• [Directions]
Starting with the first line and ending with the last, copy the entries word for word.

• [Data provided]
************
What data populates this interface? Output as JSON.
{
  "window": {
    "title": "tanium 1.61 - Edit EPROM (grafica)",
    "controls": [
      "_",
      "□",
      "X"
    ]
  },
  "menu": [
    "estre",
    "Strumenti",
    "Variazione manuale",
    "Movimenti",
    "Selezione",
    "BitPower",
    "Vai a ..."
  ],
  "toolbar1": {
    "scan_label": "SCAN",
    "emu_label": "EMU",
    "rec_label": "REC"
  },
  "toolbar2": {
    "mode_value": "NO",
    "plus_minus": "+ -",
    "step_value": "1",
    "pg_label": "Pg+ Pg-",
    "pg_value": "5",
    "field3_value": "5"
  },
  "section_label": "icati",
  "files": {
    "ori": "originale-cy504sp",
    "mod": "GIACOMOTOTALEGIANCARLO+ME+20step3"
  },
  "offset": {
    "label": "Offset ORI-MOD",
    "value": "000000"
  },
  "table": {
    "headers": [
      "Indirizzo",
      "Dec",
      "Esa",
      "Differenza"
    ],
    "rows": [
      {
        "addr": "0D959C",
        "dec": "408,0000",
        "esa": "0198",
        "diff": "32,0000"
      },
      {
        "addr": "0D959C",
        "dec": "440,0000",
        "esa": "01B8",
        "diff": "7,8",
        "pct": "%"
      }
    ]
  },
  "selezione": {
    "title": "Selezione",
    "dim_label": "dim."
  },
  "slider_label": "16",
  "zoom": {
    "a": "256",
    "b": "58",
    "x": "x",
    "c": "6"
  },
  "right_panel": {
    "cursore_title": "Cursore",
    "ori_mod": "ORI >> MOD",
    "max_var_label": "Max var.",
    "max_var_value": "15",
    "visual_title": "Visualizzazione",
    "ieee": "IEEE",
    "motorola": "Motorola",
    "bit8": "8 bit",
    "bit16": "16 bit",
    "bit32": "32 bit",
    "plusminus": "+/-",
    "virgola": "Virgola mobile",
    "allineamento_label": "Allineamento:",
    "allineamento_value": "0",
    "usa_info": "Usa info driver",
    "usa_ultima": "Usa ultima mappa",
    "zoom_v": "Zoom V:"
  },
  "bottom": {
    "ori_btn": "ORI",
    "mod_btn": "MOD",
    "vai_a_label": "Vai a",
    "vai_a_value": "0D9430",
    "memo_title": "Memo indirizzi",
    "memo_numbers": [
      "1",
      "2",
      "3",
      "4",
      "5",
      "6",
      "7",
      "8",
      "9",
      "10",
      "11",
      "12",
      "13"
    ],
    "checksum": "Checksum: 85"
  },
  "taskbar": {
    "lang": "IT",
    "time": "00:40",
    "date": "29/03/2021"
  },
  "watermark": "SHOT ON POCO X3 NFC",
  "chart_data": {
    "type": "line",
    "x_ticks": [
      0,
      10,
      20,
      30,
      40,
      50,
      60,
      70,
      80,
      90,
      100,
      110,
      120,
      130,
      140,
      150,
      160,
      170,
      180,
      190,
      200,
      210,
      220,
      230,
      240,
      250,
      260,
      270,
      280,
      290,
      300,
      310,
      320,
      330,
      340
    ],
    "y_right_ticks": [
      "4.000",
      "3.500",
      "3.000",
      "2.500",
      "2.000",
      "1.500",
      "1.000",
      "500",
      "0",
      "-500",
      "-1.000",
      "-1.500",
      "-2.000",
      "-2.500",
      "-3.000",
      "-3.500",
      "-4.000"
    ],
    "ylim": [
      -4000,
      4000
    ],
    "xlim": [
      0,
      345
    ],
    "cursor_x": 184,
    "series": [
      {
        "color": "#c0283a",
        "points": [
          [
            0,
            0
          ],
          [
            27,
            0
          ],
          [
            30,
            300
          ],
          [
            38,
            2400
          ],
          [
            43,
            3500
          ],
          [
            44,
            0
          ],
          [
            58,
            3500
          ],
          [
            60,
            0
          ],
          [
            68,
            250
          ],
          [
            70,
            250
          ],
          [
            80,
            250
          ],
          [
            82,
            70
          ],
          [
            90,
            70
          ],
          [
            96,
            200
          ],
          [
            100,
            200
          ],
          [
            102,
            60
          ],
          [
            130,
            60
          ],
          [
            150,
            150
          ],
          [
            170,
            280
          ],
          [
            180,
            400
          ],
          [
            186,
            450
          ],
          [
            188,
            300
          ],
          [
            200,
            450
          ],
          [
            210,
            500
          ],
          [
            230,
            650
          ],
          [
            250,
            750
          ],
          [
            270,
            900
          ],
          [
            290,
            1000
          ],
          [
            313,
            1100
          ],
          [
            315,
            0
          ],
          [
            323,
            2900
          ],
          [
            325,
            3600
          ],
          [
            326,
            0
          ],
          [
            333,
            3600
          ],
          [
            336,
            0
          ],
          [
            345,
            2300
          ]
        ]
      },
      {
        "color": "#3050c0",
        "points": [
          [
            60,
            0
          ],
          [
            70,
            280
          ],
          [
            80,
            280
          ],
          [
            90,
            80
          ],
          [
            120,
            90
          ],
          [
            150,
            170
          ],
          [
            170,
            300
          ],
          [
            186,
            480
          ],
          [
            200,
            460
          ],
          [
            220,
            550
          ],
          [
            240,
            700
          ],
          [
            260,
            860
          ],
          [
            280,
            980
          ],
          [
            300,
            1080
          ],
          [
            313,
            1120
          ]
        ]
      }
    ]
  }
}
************
• [Your solution]
What data populates this interface? Output as JSON.
{
  "window": {
    "title": "tanium 1.61 - Edit EPROM (grafica)",
    "controls": [
      "_",
      "□",
      "X"
    ]
  },
  "menu": [
    "estre",
    "Strumenti",
    "Variazione manuale",
    "Movimenti",
    "Selezione",
    "BitPower",
    "Vai a ..."
  ],
  "toolbar1": {
    "scan_label": "SCAN",
    "emu_label": "EMU",
    "rec_label": "REC"
  },
  "toolbar2": {
    "mode_value": "NO",
    "plus_minus": "+ -",
    "step_value": "1",
    "pg_label": "Pg+ Pg-",
    "pg_value": "5",
    "field3_value": "5"
  },
  "section_label": "icati",
  "files": {
    "ori": "originale-cy504sp",
    "mod": "GIACOMOTOTALEGIANCARLO+ME+20step3"
  },
  "offset": {
    "label": "Offset ORI-MOD",
    "value": "000000"
  },
  "table": {
    "headers": [
      "Indirizzo",
      "Dec",
      "Esa",
      "Differenza"
    ],
    "rows": [
      {
        "addr": "0D959C",
        "dec": "408,0000",
        "esa": "0198",
        "diff": "32,0000"
      },
      {
        "addr": "0D959C",
        "dec": "440,0000",
        "esa": "01B8",
        "diff": "7,8",
        "pct": "%"
      }
    ]
  },
  "selezione": {
    "title": "Selezione",
    "dim_label": "dim."
  },
  "slider_label": "16",
  "zoom": {
    "a": "256",
    "b": "58",
    "x": "x",
    "c": "6"
  },
  "right_panel": {
    "cursore_title": "Cursore",
    "ori_mod": "ORI >> MOD",
    "max_var_label": "Max var.",
    "max_var_value": "15",
    "visual_title": "Visualizzazione",
    "ieee": "IEEE",
    "motorola": "Motorola",
    "bit8": "8 bit",
    "bit16": "16 bit",
    "bit32": "32 bit",
    "plusminus": "+/-",
    "virgola": "Virgola mobile",
    "allineamento_label": "Allineamento:",
    "allineamento_value": "0",
    "usa_info": "Usa info driver",
    "usa_ultima": "Usa ultima mappa",
    "zoom_v": "Zoom V:"
  },
  "bottom": {
    "ori_btn": "ORI",
    "mod_btn": "MOD",
    "vai_a_label": "Vai a",
    "vai_a_value": "0D9430",
    "memo_title": "Memo indirizzi",
    "memo_numbers": [
      "1",
      "2",
      "3",
      "4",
      "5",
      "6",
      "7",
      "8",
      "9",
      "10",
      "11",
      "12",
      "13"
    ],
    "checksum": "Checksum: 85"
  },
  "taskbar": {
    "lang": "IT",
    "time": "00:40",
    "date": "29/03/2021"
  },
  "watermark": "SHOT ON POCO X3 NFC",
  "chart_data": {
    "type": "line",
    "x_ticks": [
      0,
      10,
      20,
      30,
      40,
      50,
      60,
      70,
      80,
      90,
      100,
      110,
      120,
      130,
      140,
      150,
      160,
      170,
      180,
      190,
      200,
      210,
      220,
      230,
      240,
      250,
      260,
      270,
      280,
      290,
      300,
      310,
      320,
      330,
      340
    ],
    "y_right_ticks": [
      "4.000",
      "3.500",
      "3.000",
      "2.500",
      "2.000",
      "1.500",
      "1.000",
      "500",
      "0",
      "-500",
      "-1.000",
      "-1.500",
      "-2.000",
      "-2.500",
      "-3.000",
      "-3.500",
      "-4.000"
    ],
    "ylim": [
      -4000,
      4000
    ],
    "xlim": [
      0,
      345
    ],
    "cursor_x": 184,
    "series": [
      {
        "color": "#c0283a",
        "points": [
          [
            0,
            0
          ],
          [
            27,
            0
          ],
          [
            30,
            300
          ],
          [
            38,
            2400
          ],
          [
            43,
            3500
          ],
          [
            44,
            0
          ],
          [
            58,
            3500
          ],
          [
            60,
            0
          ],
          [
            68,
            250
          ],
          [
            70,
            250
          ],
          [
            80,
            250
          ],
          [
            82,
            70
          ],
          [
            90,
            70
          ],
          [
            96,
            200
          ],
          [
            100,
            200
          ],
          [
            102,
            60
          ],
          [
            130,
            60
          ],
          [
            150,
            150
          ],
          [
            170,
            280
          ],
          [
            180,
            400
          ],
          [
            186,
            450
          ],
          [
            188,
            300
          ],
          [
            200,
            450
          ],
          [
            210,
            500
          ],
          [
            230,
            650
          ],
          [
            250,
            750
          ],
          [
            270,
            900
          ],
          [
            290,
            1000
          ],
          [
            313,
            1100
          ],
          [
            315,
            0
          ],
          [
            323,
            2900
          ],
          [
            325,
            3600
          ],
          [
            326,
            0
          ],
          [
            333,
            3600
          ],
          [
            336,
            0
          ],
          [
            345,
            2300
          ]
        ]
      },
      {
        "color": "#3050c0",
        "points": [
          [
            60,
            0
          ],
          [
            70,
            280
          ],
          [
            80,
            280
          ],
          [
            90,
            80
          ],
          [
            120,
            90
          ],
          [
            150,
            170
          ],
          [
            170,
            300
          ],
          [
            186,
            480
          ],
          [
            200,
            460
          ],
          [
            220,
            550
          ],
          [
            240,
            700
          ],
          [
            260,
            860
          ],
          [
            280,
            980
          ],
          [
            300,
            1080
          ],
          [
            313,
            1120
          ]
        ]
      }
    ]
  }
}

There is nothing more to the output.